AGCO will discontinue production of its SpraCoupe self-propelled sprayer at the end of May 2013. The high cost of Tier 4 Final compliance and the shrinking popularity of smaller-capacity sprayers factored heavily into the decision.
"Every manufacturer that has an engine is being taxed with complying with Tier 4 emissions," says Greg Milstead, director of sales for AGCO’s application equipment division. It was a very difficult decision to make, he says. But in order to install AGCO Power engines in future SpraCoupe models, the company would have needed to change the design of the machine significantly, driving up engineering and manufacturing costs.
SpraCoupe represents the smallest of AGCO’s three sprayer brands, with 4000 Series (400 gallons) and 7000 Series (700 gallons) models. The larger RoGator and TerraGator brands will continue to be manufactured at the company’s Jackson, Minn., plant.
AGCO acquired SpraCoupe in 1998. The brand celebrated its 50th anniversary in 2012, and Milstead points out that the brand still fits well in certain niche areas. A number of cotton producers use SpraCoupes for their crops, though the equipment is used throughout the U.S.
The shrinking market space for small-scale sprayers became the line in the sand that drove this business decision, Milstead says. A majority of SpraCoupes had been manufactured with 400-gallon capacity. Across the industry, sprayers of that size have held a flat market share of 5% to 7% over the last three to four years, he says.

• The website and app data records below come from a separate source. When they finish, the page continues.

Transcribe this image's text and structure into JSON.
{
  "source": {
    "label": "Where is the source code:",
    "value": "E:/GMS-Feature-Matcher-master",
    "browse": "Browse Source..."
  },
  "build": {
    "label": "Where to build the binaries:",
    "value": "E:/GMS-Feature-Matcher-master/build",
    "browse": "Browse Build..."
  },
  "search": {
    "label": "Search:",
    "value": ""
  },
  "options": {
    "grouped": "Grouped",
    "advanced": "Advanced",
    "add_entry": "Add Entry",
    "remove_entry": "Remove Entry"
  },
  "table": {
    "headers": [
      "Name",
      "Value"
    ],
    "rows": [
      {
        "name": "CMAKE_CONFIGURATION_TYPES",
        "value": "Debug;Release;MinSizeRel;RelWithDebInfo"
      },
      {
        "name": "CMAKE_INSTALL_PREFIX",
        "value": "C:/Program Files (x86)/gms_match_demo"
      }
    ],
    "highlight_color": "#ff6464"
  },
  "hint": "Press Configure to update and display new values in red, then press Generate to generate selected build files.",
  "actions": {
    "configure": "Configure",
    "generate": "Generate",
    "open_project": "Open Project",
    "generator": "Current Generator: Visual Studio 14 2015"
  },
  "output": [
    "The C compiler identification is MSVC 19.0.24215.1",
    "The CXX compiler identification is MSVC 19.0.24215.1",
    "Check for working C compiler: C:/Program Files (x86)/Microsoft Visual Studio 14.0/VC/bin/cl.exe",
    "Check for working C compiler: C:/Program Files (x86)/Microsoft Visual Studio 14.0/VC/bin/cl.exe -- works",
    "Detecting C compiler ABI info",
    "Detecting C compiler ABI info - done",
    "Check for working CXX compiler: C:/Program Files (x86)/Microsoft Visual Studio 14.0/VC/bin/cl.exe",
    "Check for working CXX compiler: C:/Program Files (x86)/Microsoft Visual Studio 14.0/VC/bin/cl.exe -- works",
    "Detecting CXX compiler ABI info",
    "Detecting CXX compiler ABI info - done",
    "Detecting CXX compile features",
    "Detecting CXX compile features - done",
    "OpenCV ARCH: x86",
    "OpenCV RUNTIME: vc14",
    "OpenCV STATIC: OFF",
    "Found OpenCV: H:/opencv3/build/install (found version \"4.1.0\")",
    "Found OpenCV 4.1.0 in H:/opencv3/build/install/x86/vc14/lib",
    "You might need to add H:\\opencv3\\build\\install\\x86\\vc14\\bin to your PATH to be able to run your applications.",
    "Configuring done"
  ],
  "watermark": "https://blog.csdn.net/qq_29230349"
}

AGCO expects that market to drop significantly by 2016.
By contrast, larger-capacity sprayers with capacities of 1,200 gallons and up are expected to command upwards of 30% of the total market by 2016, Milstead says. That’s up from under 5% in 2002. Additionally it is projected that machines with over 800 gallon capacities will represent almost 90% of the sprayer market by 2016.
"Demand for larger machines is staggering," Milstead says. "It’s really a great business to be in right now where the industry remains very strong."
The ramped-up demand reflects the changing landscape of agriculture. Acreage is growing on individual farms, and producers are demanding higher-capacity machines to cover more space in less time. Additionally, farmers are purchasing bigger sprayers once used primarily by commercial applicators. The same is true for tractors and combines, he says.
No more orders will be taken for SpraCoupe sprayers because the production is full and additional orders would prevent AGCO from meeting Tier 4 compliance, Milstead says. Manufacturing of SpraCoupes will stop around the end of May 2013.
AGCO will continue to manufacture SpraCoupe parts, which will remain available to customers along with professional service support from their current SpraCoupe dealers, Milstead says. AGCO did not cancel any SpraCoupe contracts when it decided to discontinue the brand later this year. That means farmers who need repairs can continue to get service as long as parts are available.
"It’s important for everybody to note that we didn’t cancel any SpraCoupe dealers," he says.
In line with industry trends showing a growing market for larger-scale sprayers for farmers, RoGator and TerraGator sprayers will continue to be manufactured. The company intends to manufacture more of them in the future than it does today to satisfy that growing demand, Milstead says. AGCO is operating on a five-year strategic plan for its sprayer brands.
No manufacturing jobs will be lost as a result of the transition, Milstead says. The company is looking to hire additional workers at its Jackson facility, he says, and that is a great example of how agriculture continues to help grow the overall economy, mainly in rural America.
SpraCoupe celebrated its 50th anniversary in 2012, and Milstead points out that the brand still fits well in certain niche areas. A number of cotton producers use SpraCoupes for their crops, though the equipment is used throughout the U.S.